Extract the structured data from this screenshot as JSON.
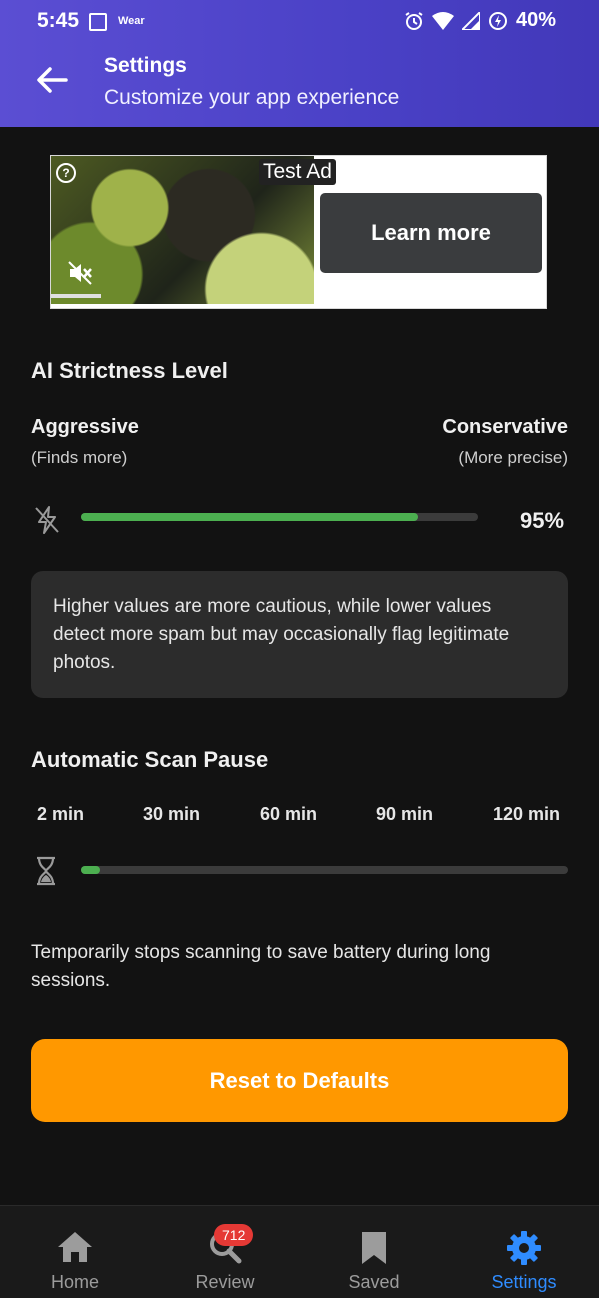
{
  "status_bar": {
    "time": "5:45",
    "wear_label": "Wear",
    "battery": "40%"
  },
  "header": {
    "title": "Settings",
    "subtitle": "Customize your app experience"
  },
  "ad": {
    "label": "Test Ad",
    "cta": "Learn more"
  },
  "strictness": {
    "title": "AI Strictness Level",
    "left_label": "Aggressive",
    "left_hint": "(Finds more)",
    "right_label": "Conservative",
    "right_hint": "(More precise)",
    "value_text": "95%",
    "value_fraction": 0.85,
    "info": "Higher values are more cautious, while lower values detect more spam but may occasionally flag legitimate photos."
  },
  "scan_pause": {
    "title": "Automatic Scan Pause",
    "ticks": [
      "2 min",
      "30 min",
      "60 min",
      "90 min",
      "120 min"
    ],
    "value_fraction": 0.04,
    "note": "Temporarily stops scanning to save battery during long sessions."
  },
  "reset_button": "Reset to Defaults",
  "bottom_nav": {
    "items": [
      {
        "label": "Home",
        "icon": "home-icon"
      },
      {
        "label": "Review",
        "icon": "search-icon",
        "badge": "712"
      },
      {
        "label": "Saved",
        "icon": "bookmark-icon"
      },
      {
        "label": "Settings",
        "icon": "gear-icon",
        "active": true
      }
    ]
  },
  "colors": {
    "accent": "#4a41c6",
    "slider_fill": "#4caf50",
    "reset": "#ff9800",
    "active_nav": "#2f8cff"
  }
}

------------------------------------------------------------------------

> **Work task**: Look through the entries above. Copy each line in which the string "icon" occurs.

> **Exercise answer**:
        "icon": "home-icon"
        "icon": "search-icon",
        "icon": "bookmark-icon"
        "icon": "gear-icon",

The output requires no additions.